**Task goal**
Every entry must be printed again exactly, with nothing left out.

*** Material to process Section Begins ***

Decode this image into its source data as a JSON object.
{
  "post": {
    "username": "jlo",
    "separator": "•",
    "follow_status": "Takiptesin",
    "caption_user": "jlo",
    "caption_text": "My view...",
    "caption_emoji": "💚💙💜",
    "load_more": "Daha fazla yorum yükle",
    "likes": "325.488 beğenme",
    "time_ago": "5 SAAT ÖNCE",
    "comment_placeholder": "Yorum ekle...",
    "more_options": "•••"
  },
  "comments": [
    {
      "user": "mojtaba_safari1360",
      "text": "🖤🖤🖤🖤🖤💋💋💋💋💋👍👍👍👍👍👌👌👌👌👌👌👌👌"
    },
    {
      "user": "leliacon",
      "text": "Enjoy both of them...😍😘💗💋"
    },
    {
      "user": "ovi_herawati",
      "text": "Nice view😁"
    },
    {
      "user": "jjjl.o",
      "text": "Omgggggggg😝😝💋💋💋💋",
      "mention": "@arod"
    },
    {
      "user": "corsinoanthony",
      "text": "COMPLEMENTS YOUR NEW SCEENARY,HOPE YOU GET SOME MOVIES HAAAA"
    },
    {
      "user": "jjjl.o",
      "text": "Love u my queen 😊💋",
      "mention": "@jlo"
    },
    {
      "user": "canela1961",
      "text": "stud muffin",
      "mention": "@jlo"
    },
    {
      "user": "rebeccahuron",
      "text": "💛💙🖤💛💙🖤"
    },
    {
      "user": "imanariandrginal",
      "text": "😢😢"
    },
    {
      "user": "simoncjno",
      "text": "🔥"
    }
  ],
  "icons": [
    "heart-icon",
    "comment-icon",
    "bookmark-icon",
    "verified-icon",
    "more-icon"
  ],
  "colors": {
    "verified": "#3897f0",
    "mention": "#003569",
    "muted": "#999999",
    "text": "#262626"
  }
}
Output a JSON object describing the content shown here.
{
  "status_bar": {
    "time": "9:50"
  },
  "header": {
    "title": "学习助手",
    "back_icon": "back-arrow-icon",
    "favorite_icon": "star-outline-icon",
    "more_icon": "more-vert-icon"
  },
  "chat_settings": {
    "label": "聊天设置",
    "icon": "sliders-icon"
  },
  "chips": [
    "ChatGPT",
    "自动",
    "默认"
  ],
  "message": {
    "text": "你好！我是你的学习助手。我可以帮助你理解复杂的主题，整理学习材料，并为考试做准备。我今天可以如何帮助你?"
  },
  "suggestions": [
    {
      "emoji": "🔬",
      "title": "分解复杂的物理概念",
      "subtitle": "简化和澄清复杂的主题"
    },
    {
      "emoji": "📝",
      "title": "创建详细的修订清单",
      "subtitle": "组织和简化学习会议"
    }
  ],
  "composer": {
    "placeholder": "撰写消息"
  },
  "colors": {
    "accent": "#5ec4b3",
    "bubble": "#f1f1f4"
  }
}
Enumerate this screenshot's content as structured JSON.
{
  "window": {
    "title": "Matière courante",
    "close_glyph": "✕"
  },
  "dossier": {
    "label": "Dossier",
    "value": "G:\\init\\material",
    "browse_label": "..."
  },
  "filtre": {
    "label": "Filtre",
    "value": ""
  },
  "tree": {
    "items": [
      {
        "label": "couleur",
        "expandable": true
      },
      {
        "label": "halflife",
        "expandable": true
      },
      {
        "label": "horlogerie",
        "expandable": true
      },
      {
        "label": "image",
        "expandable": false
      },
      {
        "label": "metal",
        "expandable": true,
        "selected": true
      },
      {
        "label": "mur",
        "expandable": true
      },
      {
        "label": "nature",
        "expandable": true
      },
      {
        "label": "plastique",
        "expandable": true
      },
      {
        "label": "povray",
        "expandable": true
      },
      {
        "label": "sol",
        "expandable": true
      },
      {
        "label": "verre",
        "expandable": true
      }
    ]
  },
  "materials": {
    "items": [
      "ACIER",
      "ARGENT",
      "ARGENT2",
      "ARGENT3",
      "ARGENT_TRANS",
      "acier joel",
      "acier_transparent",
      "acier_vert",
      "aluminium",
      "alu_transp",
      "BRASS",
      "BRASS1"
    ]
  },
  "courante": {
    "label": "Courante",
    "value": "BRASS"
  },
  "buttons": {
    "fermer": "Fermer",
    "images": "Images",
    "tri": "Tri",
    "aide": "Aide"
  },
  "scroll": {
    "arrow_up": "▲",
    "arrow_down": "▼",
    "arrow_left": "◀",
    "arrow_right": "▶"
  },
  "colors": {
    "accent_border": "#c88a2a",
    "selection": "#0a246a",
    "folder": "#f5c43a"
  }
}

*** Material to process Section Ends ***

**Answer for the task**
Decode this image into its source data as a JSON object.
{
  "post": {
    "username": "jlo",
    "separator": "•",
    "follow_status": "Takiptesin",
    "caption_user": "jlo",
    "caption_text": "My view...",
    "caption_emoji": "💚💙💜",
    "load_more": "Daha fazla yorum yükle",
    "likes": "325.488 beğenme",
    "time_ago": "5 SAAT ÖNCE",
    "comment_placeholder": "Yorum ekle...",
    "more_options": "•••"
  },
  "comments": [
    {
      "user": "mojtaba_safari1360",
      "text": "🖤🖤🖤🖤🖤💋💋💋💋💋👍👍👍👍👍👌👌👌👌👌👌👌👌"
    },
    {
      "user": "leliacon",
      "text": "Enjoy both of them...😍😘💗💋"
    },
    {
      "user": "ovi_herawati",
      "text": "Nice view😁"
    },
    {
      "user": "jjjl.o",
      "text": "Omgggggggg😝😝💋💋💋💋",
      "mention": "@arod"
    },
    {
      "user": "corsinoanthony",
      "text": "COMPLEMENTS YOUR NEW SCEENARY,HOPE YOU GET SOME MOVIES HAAAA"
    },
    {
      "user": "jjjl.o",
      "text": "Love u my queen 😊💋",
      "mention": "@jlo"
    },
    {
      "user": "canela1961",
      "text": "stud muffin",
      "mention": "@jlo"
    },
    {
      "user": "rebeccahuron",
      "text": "💛💙🖤💛💙🖤"
    },
    {
      "user": "imanariandrginal",
      "text": "😢😢"
    },
    {
      "user": "simoncjno",
      "text": "🔥"
    }
  ],
  "icons": [
    "heart-icon",
    "comment-icon",
    "bookmark-icon",
    "verified-icon",
    "more-icon"
  ],
  "colors": {
    "verified": "#3897f0",
    "mention": "#003569",
    "muted": "#999999",
    "text": "#262626"
  }
}
Output a JSON object describing the content shown here.
{
  "status_bar": {
    "time": "9:50"
  },
  "header": {
    "title": "学习助手",
    "back_icon": "back-arrow-icon",
    "favorite_icon": "star-outline-icon",
    "more_icon": "more-vert-icon"
  },
  "chat_settings": {
    "label": "聊天设置",
    "icon": "sliders-icon"
  },
  "chips": [
    "ChatGPT",
    "自动",
    "默认"
  ],
  "message": {
    "text": "你好！我是你的学习助手。我可以帮助你理解复杂的主题，整理学习材料，并为考试做准备。我今天可以如何帮助你?"
  },
  "suggestions": [
    {
      "emoji": "🔬",
      "title": "分解复杂的物理概念",
      "subtitle": "简化和澄清复杂的主题"
    },
    {
      "emoji": "📝",
      "title": "创建详细的修订清单",
      "subtitle": "组织和简化学习会议"
    }
  ],
  "composer": {
    "placeholder": "撰写消息"
  },
  "colors": {
    "accent": "#5ec4b3",
    "bubble": "#f1f1f4"
  }
}
Enumerate this screenshot's content as structured JSON.
{
  "window": {
    "title": "Matière courante",
    "close_glyph": "✕"
  },
  "dossier": {
    "label": "Dossier",
    "value": "G:\\init\\material",
    "browse_label": "..."
  },
  "filtre": {
    "label": "Filtre",
    "value": ""
  },
  "tree": {
    "items": [
      {
        "label": "couleur",
        "expandable": true
      },
      {
        "label": "halflife",
        "expandable": true
      },
      {
        "label": "horlogerie",
        "expandable": true
      },
      {
        "label": "image",
        "expandable": false
      },
      {
        "label": "metal",
        "expandable": true,
        "selected": true
      },
      {
        "label": "mur",
        "expandable": true
      },
      {
        "label": "nature",
        "expandable": true
      },
      {
        "label": "plastique",
        "expandable": true
      },
      {
        "label": "povray",
        "expandable": true
      },
      {
        "label": "sol",
        "expandable": true
      },
      {
        "label": "verre",
        "expandable": true
      }
    ]
  },
  "materials": {
    "items": [
      "ACIER",
      "ARGENT",
      "ARGENT2",
      "ARGENT3",
      "ARGENT_TRANS",
      "acier joel",
      "acier_transparent",
      "acier_vert",
      "aluminium",
      "alu_transp",
      "BRASS",
      "BRASS1"
    ]
  },
  "courante": {
    "label": "Courante",
    "value": "BRASS"
  },
  "buttons": {
    "fermer": "Fermer",
    "images": "Images",
    "tri": "Tri",
    "aide": "Aide"
  },
  "scroll": {
    "arrow_up": "▲",
    "arrow_down": "▼",
    "arrow_left": "◀",
    "arrow_right": "▶"
  },
  "colors": {
    "accent_border": "#c88a2a",
    "selection": "#0a246a",
    "folder": "#f5c43a"
  }
}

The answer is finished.